Alerts and Notices
SynopsisLi-Fraumeni syndrome (LFS) was first defined by Frederick Li and Joseph Fraumeni Jr. in 1969 based on the history of rhabdomyosarcoma in 4 different families. A patient with LFS:
- Has been diagnosed with a sarcoma before the age of 45 years.
- Has a first-degree relative with any type of cancer who was also diagnosed before age 45.
- Has a third family member (first- or second-degree relative) with a cancer diagnosis in a similar timeline, or a sarcoma at any age. The third member must also be in the same familial lineage as the primary and secondary family members.
LFS affects both pediatric and adult populations. Osteosarcoma is the most common malignancy in children (30%), and breast cancer is the most common in adults (79% of women with LFS). LFS shows heterogeneity in terms of age of onset and type of malignancy.
Geographically, LFS is highly prevalent in Brazil due to a founder effect mutation. Many individuals of Brazilian descent with LFS have a specific TP53 mutation (p.R337H) that predisposes these individuals to adult papillary thyroid cancer, renal cancer, and lung adenocarcinoma, more so than other carriers of the TP53 gene. This may suggest a variant form of LFS.

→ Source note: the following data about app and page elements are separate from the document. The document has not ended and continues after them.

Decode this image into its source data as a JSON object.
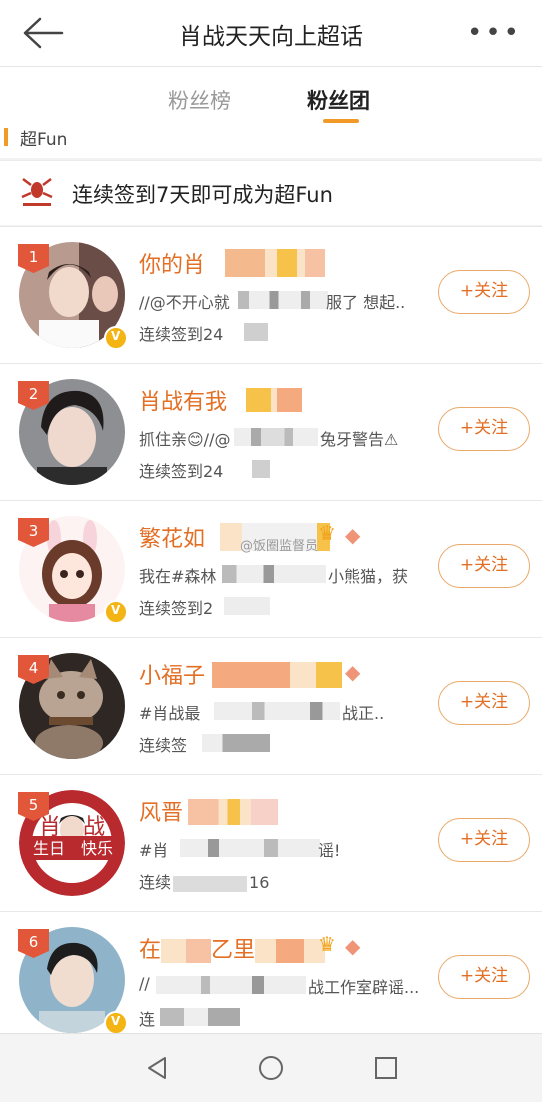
{
  "header": {
    "title": "肖战天天向上超话"
  },
  "tabs": [
    {
      "label": "粉丝榜"
    },
    {
      "label": "粉丝团"
    }
  ],
  "section_label": "超Fun",
  "notice": "连续签到7天即可成为超Fun",
  "follow_label": "+关注",
  "rows": [
    {
      "rank": "1",
      "name": "你的肖",
      "sub": "//@不开心就",
      "sub2": "服了 想起..",
      "checkin": "连续签到24"
    },
    {
      "rank": "2",
      "name": "肖战有我",
      "sub": "抓住亲😊//@",
      "sub2": "兔牙警告⚠",
      "checkin": "连续签到24"
    },
    {
      "rank": "3",
      "name": "繁花如",
      "sub": "我在#森林",
      "sub2": "小熊猫，获",
      "checkin": "连续签到2"
    },
    {
      "rank": "4",
      "name": "小福子",
      "sub": "#肖战最",
      "sub2": "战正..",
      "checkin": "连续签"
    },
    {
      "rank": "5",
      "name": "风晋",
      "sub": "#肖",
      "sub2": "谣!",
      "checkin": "连续",
      "checkin2": "16"
    },
    {
      "rank": "6",
      "name": "在",
      "name2": "乙里",
      "sub": "//",
      "sub2": "战工作室辟谣...",
      "checkin": "连"
    }
  ],
  "watermark": "@饭圈监督员",
  "colors": {
    "accent": "#e36f25",
    "tab_underline": "#f29a28"
  }
}
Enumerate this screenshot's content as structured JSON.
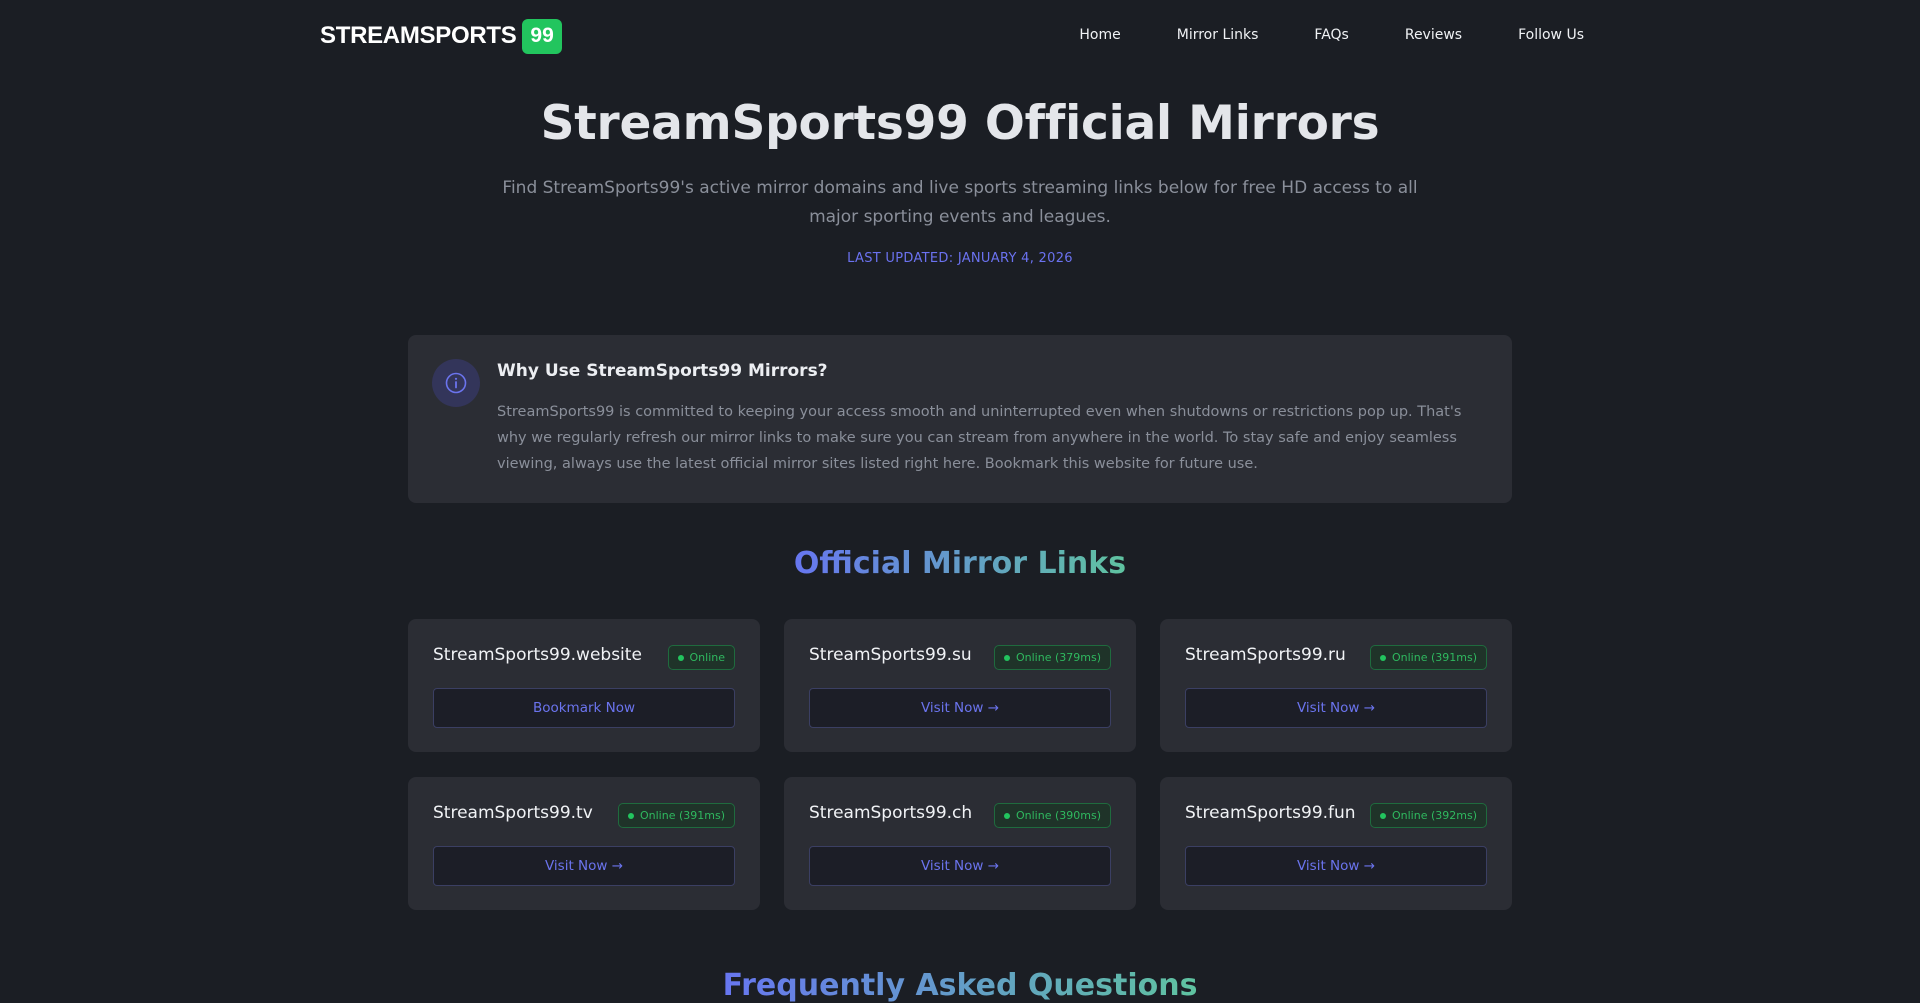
{
  "header": {
    "logo_text": "STREAMSPORTS",
    "logo_badge": "99",
    "nav": [
      "Home",
      "Mirror Links",
      "FAQs",
      "Reviews",
      "Follow Us"
    ]
  },
  "hero": {
    "title": "StreamSports99 Official Mirrors",
    "subtitle": "Find StreamSports99's active mirror domains and live sports streaming links below for free HD access to all major sporting events and leagues.",
    "updated": "LAST UPDATED: JANUARY 4, 2026"
  },
  "info": {
    "icon": "info-icon",
    "title": "Why Use StreamSports99 Mirrors?",
    "text": "StreamSports99 is committed to keeping your access smooth and uninterrupted even when shutdowns or restrictions pop up. That's why we regularly refresh our mirror links to make sure you can stream from anywhere in the world. To stay safe and enjoy seamless viewing, always use the latest official mirror sites listed right here. Bookmark this website for future use."
  },
  "mirrors": {
    "title": "Official Mirror Links",
    "items": [
      {
        "domain": "StreamSports99.website",
        "status": "Online",
        "button": "Bookmark Now"
      },
      {
        "domain": "StreamSports99.su",
        "status": "Online (379ms)",
        "button": "Visit Now →"
      },
      {
        "domain": "StreamSports99.ru",
        "status": "Online (391ms)",
        "button": "Visit Now →"
      },
      {
        "domain": "StreamSports99.tv",
        "status": "Online (391ms)",
        "button": "Visit Now →"
      },
      {
        "domain": "StreamSports99.ch",
        "status": "Online (390ms)",
        "button": "Visit Now →"
      },
      {
        "domain": "StreamSports99.fun",
        "status": "Online (392ms)",
        "button": "Visit Now →"
      }
    ]
  },
  "faq": {
    "title": "Frequently Asked Questions"
  },
  "colors": {
    "background": "#1b1e24",
    "card": "#2b2d34",
    "accent": "#6b74ee",
    "online_green": "#22c55e",
    "logo_badge": "#22c55e"
  }
}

Z15.01 – Genetic susceptibility to malignant neoplasm of breast
Z15.09 – Genetic susceptibility to other malignant neoplasm
428850001 – Li-Fraumeni syndrome

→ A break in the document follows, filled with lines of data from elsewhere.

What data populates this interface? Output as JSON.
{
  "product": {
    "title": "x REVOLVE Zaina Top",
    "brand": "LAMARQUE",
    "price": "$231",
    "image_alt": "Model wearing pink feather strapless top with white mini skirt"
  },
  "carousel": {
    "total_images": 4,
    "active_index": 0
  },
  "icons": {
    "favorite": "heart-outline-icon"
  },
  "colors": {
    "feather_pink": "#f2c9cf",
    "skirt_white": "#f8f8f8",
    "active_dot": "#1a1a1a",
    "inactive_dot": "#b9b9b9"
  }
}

Differential Diagnosis & Pitfalls
- Hereditary nonpolyposis colorectal cancer (Lynch syndrome) – Associated with colorectal, small bowel, hematologic, and brain malignancies.
- CHEK2 cancer susceptibility – Associated with breast, colorectal, and prostate malignancies.
- BRCA1 / BRCA2-associated hereditary breast and ovarian cancer – Associated with breast, ovary, pancreas, prostate, and skin (melanoma) malignancies.